### Source material:
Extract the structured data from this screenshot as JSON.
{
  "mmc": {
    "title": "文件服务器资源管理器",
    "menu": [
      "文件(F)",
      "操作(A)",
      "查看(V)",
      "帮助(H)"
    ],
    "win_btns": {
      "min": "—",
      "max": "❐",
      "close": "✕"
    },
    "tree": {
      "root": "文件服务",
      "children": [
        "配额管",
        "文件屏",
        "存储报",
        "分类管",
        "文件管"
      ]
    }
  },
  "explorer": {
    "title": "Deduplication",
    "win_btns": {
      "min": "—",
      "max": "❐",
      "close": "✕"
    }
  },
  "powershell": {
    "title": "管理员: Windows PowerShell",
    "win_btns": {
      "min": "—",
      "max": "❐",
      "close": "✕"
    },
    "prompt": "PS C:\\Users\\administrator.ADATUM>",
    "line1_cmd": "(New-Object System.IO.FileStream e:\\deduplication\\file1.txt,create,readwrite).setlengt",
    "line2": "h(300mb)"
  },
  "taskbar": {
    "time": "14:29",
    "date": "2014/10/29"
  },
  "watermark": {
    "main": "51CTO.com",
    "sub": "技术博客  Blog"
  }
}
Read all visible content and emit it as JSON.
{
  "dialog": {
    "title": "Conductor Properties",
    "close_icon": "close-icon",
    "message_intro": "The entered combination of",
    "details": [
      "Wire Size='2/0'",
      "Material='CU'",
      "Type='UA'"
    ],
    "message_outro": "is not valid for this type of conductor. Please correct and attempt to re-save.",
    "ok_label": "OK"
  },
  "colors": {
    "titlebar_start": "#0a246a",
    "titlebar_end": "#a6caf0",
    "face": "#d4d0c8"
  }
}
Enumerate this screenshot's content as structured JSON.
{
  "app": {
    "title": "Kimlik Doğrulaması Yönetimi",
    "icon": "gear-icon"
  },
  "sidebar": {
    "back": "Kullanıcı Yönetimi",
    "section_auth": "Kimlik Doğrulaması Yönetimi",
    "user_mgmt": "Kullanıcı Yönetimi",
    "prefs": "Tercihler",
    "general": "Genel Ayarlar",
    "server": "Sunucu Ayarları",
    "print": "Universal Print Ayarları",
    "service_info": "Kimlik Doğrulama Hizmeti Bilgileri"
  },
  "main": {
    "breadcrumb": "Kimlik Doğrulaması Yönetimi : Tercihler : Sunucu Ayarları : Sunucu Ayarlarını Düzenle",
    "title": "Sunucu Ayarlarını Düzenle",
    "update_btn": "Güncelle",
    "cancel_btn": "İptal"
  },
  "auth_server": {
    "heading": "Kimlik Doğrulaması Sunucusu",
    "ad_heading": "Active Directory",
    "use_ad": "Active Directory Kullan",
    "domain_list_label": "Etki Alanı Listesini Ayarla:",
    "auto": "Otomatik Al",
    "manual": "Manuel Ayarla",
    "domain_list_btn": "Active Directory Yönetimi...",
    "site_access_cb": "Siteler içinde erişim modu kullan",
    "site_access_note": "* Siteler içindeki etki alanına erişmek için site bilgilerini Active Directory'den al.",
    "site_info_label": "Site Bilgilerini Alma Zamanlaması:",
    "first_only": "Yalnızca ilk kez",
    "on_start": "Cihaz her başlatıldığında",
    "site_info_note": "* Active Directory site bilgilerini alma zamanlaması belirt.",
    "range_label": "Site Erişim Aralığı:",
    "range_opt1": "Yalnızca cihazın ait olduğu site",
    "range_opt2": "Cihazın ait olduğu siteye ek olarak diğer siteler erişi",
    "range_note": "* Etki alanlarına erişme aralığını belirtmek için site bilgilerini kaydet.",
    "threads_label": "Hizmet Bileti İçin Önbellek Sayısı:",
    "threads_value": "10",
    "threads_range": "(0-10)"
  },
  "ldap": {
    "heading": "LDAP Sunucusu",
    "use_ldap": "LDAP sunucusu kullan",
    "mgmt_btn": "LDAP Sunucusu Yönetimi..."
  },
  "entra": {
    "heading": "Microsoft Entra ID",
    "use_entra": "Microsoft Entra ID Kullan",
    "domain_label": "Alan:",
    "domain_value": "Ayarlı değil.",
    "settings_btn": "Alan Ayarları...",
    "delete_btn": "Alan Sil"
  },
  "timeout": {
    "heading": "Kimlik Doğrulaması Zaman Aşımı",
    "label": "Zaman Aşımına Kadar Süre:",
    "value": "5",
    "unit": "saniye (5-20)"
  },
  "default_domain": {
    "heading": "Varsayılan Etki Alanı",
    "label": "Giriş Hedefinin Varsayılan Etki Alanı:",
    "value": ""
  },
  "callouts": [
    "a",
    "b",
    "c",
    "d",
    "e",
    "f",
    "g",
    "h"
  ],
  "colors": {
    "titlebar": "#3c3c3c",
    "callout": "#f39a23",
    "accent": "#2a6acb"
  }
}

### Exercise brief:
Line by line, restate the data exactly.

### Solution to this task:
Extract the structured data from this screenshot as JSON.
{
  "mmc": {
    "title": "文件服务器资源管理器",
    "menu": [
      "文件(F)",
      "操作(A)",
      "查看(V)",
      "帮助(H)"
    ],
    "win_btns": {
      "min": "—",
      "max": "❐",
      "close": "✕"
    },
    "tree": {
      "root": "文件服务",
      "children": [
        "配额管",
        "文件屏",
        "存储报",
        "分类管",
        "文件管"
      ]
    }
  },
  "explorer": {
    "title": "Deduplication",
    "win_btns": {
      "min": "—",
      "max": "❐",
      "close": "✕"
    }
  },
  "powershell": {
    "title": "管理员: Windows PowerShell",
    "win_btns": {
      "min": "—",
      "max": "❐",
      "close": "✕"
    },
    "prompt": "PS C:\\Users\\administrator.ADATUM>",
    "line1_cmd": "(New-Object System.IO.FileStream e:\\deduplication\\file1.txt,create,readwrite).setlengt",
    "line2": "h(300mb)"
  },
  "taskbar": {
    "time": "14:29",
    "date": "2014/10/29"
  },
  "watermark": {
    "main": "51CTO.com",
    "sub": "技术博客  Blog"
  }
}
Read all visible content and emit it as JSON.
{
  "dialog": {
    "title": "Conductor Properties",
    "close_icon": "close-icon",
    "message_intro": "The entered combination of",
    "details": [
      "Wire Size='2/0'",
      "Material='CU'",
      "Type='UA'"
    ],
    "message_outro": "is not valid for this type of conductor. Please correct and attempt to re-save.",
    "ok_label": "OK"
  },
  "colors": {
    "titlebar_start": "#0a246a",
    "titlebar_end": "#a6caf0",
    "face": "#d4d0c8"
  }
}
Enumerate this screenshot's content as structured JSON.
{
  "app": {
    "title": "Kimlik Doğrulaması Yönetimi",
    "icon": "gear-icon"
  },
  "sidebar": {
    "back": "Kullanıcı Yönetimi",
    "section_auth": "Kimlik Doğrulaması Yönetimi",
    "user_mgmt": "Kullanıcı Yönetimi",
    "prefs": "Tercihler",
    "general": "Genel Ayarlar",
    "server": "Sunucu Ayarları",
    "print": "Universal Print Ayarları",
    "service_info": "Kimlik Doğrulama Hizmeti Bilgileri"
  },
  "main": {
    "breadcrumb": "Kimlik Doğrulaması Yönetimi : Tercihler : Sunucu Ayarları : Sunucu Ayarlarını Düzenle",
    "title": "Sunucu Ayarlarını Düzenle",
    "update_btn": "Güncelle",
    "cancel_btn": "İptal"
  },
  "auth_server": {
    "heading": "Kimlik Doğrulaması Sunucusu",
    "ad_heading": "Active Directory",
    "use_ad": "Active Directory Kullan",
    "domain_list_label": "Etki Alanı Listesini Ayarla:",
    "auto": "Otomatik Al",
    "manual": "Manuel Ayarla",
    "domain_list_btn": "Active Directory Yönetimi...",
    "site_access_cb": "Siteler içinde erişim modu kullan",
    "site_access_note": "* Siteler içindeki etki alanına erişmek için site bilgilerini Active Directory'den al.",
    "site_info_label": "Site Bilgilerini Alma Zamanlaması:",
    "first_only": "Yalnızca ilk kez",
    "on_start": "Cihaz her başlatıldığında",
    "site_info_note": "* Active Directory site bilgilerini alma zamanlaması belirt.",
    "range_label": "Site Erişim Aralığı:",
    "range_opt1": "Yalnızca cihazın ait olduğu site",
    "range_opt2": "Cihazın ait olduğu siteye ek olarak diğer siteler erişi",
    "range_note": "* Etki alanlarına erişme aralığını belirtmek için site bilgilerini kaydet.",
    "threads_label": "Hizmet Bileti İçin Önbellek Sayısı:",
    "threads_value": "10",
    "threads_range": "(0-10)"
  },
  "ldap": {
    "heading": "LDAP Sunucusu",
    "use_ldap": "LDAP sunucusu kullan",
    "mgmt_btn": "LDAP Sunucusu Yönetimi..."
  },
  "entra": {
    "heading": "Microsoft Entra ID",
    "use_entra": "Microsoft Entra ID Kullan",
    "domain_label": "Alan:",
    "domain_value": "Ayarlı değil.",
    "settings_btn": "Alan Ayarları...",
    "delete_btn": "Alan Sil"
  },
  "timeout": {
    "heading": "Kimlik Doğrulaması Zaman Aşımı",
    "label": "Zaman Aşımına Kadar Süre:",
    "value": "5",
    "unit": "saniye (5-20)"
  },
  "default_domain": {
    "heading": "Varsayılan Etki Alanı",
    "label": "Giriş Hedefinin Varsayılan Etki Alanı:",
    "value": ""
  },
  "callouts": [
    "a",
    "b",
    "c",
    "d",
    "e",
    "f",
    "g",
    "h"
  ],
  "colors": {
    "titlebar": "#3c3c3c",
    "callout": "#f39a23",
    "accent": "#2a6acb"
  }
}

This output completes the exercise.